Tuesday night, as he’s done so many times this season, Mike Clevinger utterly silenced a major league offense. That it was the White Sox bears little meaning, since that team has a solid core of young pre-stars that can do a lot of damage, and they’ve been one of the hottest hitting teams for a month. He was electric as he has been so many times this year, keeping runs off the board completely for the seventh time in his 20 starts this year, which he’d done only 11 times in his previous 63 starts. It was routinely amazing. It turns out, Mike Clevinger is actually the best.
It’s a big word for being just four letters. Hard to argue in its favor. We don’t really have a lot of bullets on this one. After all, we’re talking about a guy who’s only thrown 120.1 innings, with one more start looming on Sunday. He’s not going to qualify for any kind of award, and yet you’d be hard pressed to find someone demonstrably better as a pitcher. Just that number earlier — seven zero-run starts in just 20 chances — stacks up surprisingly well against the top five pitchers in fWAR.
Clevinger and Cy Young candidates no-run outings
|Pitcher||# Starts||# No-Run outings|
|Pitcher||# Starts||# No-Run outings|
That’s pretty impressive. Obviously Clevinger, given the chance to have seven more starts, could just not have any more no-run outings. Chances are he’d squeeze at least one more out though, and seeing as it’s baseball he does it 35% of the time this year. That would get his number to nine-ish, maybe 10 with a couple starts against the Tigers. It’s also not a record, or even a high mark across baseball. The Cardinals’ Jack Flarhety has done it 10 times in 32 starts this season, which makes his merely rather excellent 2.85 ERA a bit more surprising. Still, Clevinger, in fewer stars than anyone on that list, or anyone with that many zeroes, is living in lofty company.
But posting zeroes can happen to anyone. Again, Flaherty is good, very good even, but not exactly a household name. Consistent dominance is what matters, which luckily is what Clevinger’s done. That list earlier, of the top 5.0 fWAR starters, their wins above replacement ranges from 6.2 for Verlander to 7.3 for Cole. Clevinger - again, in 80 fewer innings than Cole - comes in at 4.6, 13th among all starters. Prorated out to a 200-inning season, a mark he hit just a year ago, comes out to 7.6, or the highest number in all of baseball. It’s fudging with numbers, but that’s pretty rad, isn’t it?

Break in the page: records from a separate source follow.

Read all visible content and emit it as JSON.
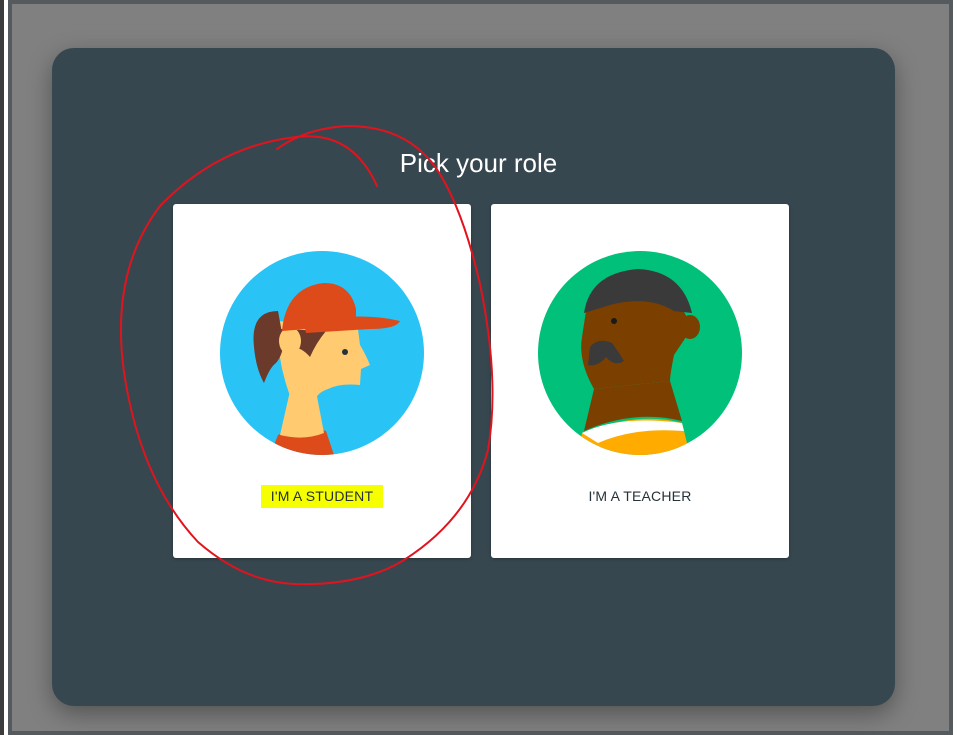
{
  "dialog": {
    "title": "Pick your role"
  },
  "roles": [
    {
      "label": "I'M A STUDENT",
      "icon": "student-avatar-icon",
      "highlighted": true
    },
    {
      "label": "I'M A TEACHER",
      "icon": "teacher-avatar-icon",
      "highlighted": false
    }
  ],
  "colors": {
    "backdrop": "#808080",
    "dialog": "#37474f",
    "card": "#ffffff",
    "student_circle": "#29c3f6",
    "teacher_circle": "#00c07a",
    "highlight": "#f6ff00",
    "annotation_stroke": "#e0141e"
  }
}
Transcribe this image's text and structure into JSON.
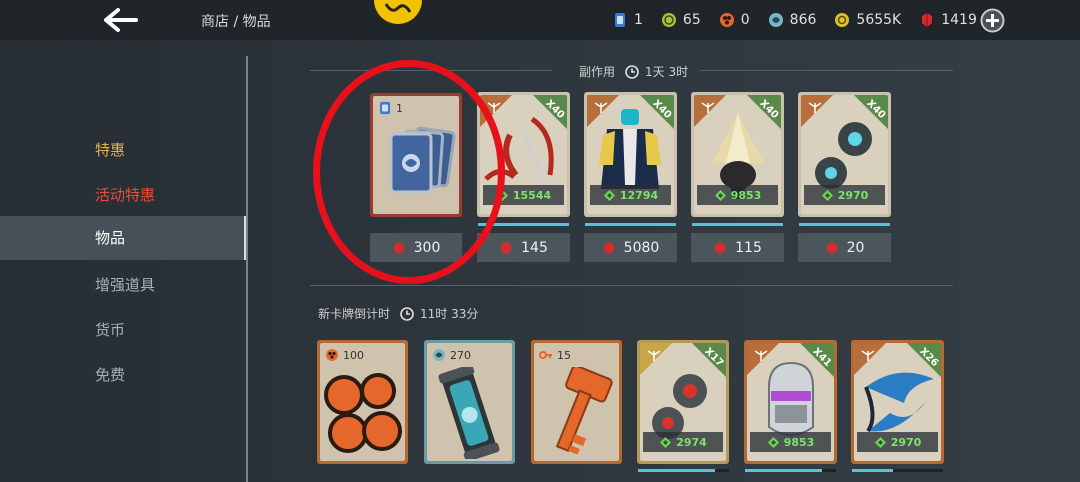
{
  "header": {
    "breadcrumb": "商店 / 物品",
    "currencies": [
      {
        "icon": "card-icon",
        "value": "1",
        "color": "#3a7bd5"
      },
      {
        "icon": "green-coin-icon",
        "value": "65",
        "color": "#a6c43a"
      },
      {
        "icon": "orange-seal-icon",
        "value": "0",
        "color": "#e6672c"
      },
      {
        "icon": "blue-orb-icon",
        "value": "866",
        "color": "#78b8c6"
      },
      {
        "icon": "gold-coin-icon",
        "value": "5655K",
        "color": "#e0c22a"
      },
      {
        "icon": "ruby-icon",
        "value": "1419",
        "color": "#d62b2b"
      }
    ]
  },
  "sidebar": {
    "items": [
      {
        "label": "特惠",
        "color": "#e5b042",
        "active": false
      },
      {
        "label": "活动特惠",
        "color": "#e84a3c",
        "active": false
      },
      {
        "label": "物品",
        "color": "#ffffff",
        "active": true
      },
      {
        "label": "增强道具",
        "color": "#a9b0b5",
        "active": false
      },
      {
        "label": "货币",
        "color": "#a9b0b5",
        "active": false
      },
      {
        "label": "免费",
        "color": "#a9b0b5",
        "active": false
      }
    ]
  },
  "section1": {
    "title": "副作用",
    "timer": "1天 3时",
    "cards": [
      {
        "kind": "cards",
        "count": "1",
        "price": "300",
        "frame": "red"
      },
      {
        "kind": "scythe",
        "badge": "X40",
        "stat": "15544",
        "price": "145",
        "frame": "tan",
        "progress": 1.0
      },
      {
        "kind": "armor",
        "badge": "X40",
        "stat": "12794",
        "price": "5080",
        "frame": "tan",
        "progress": 1.0
      },
      {
        "kind": "hat",
        "badge": "X40",
        "stat": "9853",
        "price": "115",
        "frame": "tan",
        "progress": 1.0
      },
      {
        "kind": "orbs",
        "badge": "X40",
        "stat": "2970",
        "price": "20",
        "frame": "tan",
        "progress": 1.0
      }
    ]
  },
  "section2": {
    "title": "新卡牌倒计时",
    "timer": "11时 33分",
    "cards": [
      {
        "kind": "seals",
        "count": "100",
        "frame": "orange"
      },
      {
        "kind": "capsule",
        "count": "270",
        "frame": "teal"
      },
      {
        "kind": "key",
        "count": "15",
        "frame": "orange"
      },
      {
        "kind": "orbs",
        "badge": "X17",
        "stat": "2974",
        "frame": "gold",
        "progress": 0.85
      },
      {
        "kind": "helmet",
        "badge": "X41",
        "stat": "9853",
        "frame": "orange",
        "progress": 0.85
      },
      {
        "kind": "emblem",
        "badge": "X26",
        "stat": "2970",
        "frame": "orange",
        "progress": 0.45
      }
    ]
  }
}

But even barring that hypothetical, among starters Clevinger ranks fifth in strikeout rate (34.5%) and K-BB rate (27.4) first in ERA at 2.39 and FIP at 2.37, fourth in HR/FB with 9.5 (better than any Cy Young contender by a fair margin except Lynn’s 9.8), the numbers kind of go on like that. So maybe I’m a bit bold, calling him the best, in a literal sense. He’s merely top five in all of baseball while getting over an upper back injury. Rate stats can deceive and suggest things that aren’t there. Sample sizes can twist, but 120 innings is enough to make me think Clevinger has made some kind of leap this year.
Actually, it’s more than just this year. If we did look at his last 200 innings — 204.1, going back to July of 2018 — his ERA is just 2.47, FIP at 3.04, his strikeout rate a dazzling 32.3% while walking just 7.8% of batters. Those rates rank third, seventh, sixth and eighth respectively across all of baseball. We talked a lot last year about what a breakout looks like, whether we were seeing one with Clevinger. At this point it’s fourteen months of baseball, even it it’s interrupted by a stint on the IL. As far as I can tell, he’s a Cy Young contender going into next year, a front-runner type even.
If that doesn’t mean he’s basically the best, we’re either splitting hairs too finely to define “best”, or just don’t know what we’re talking about.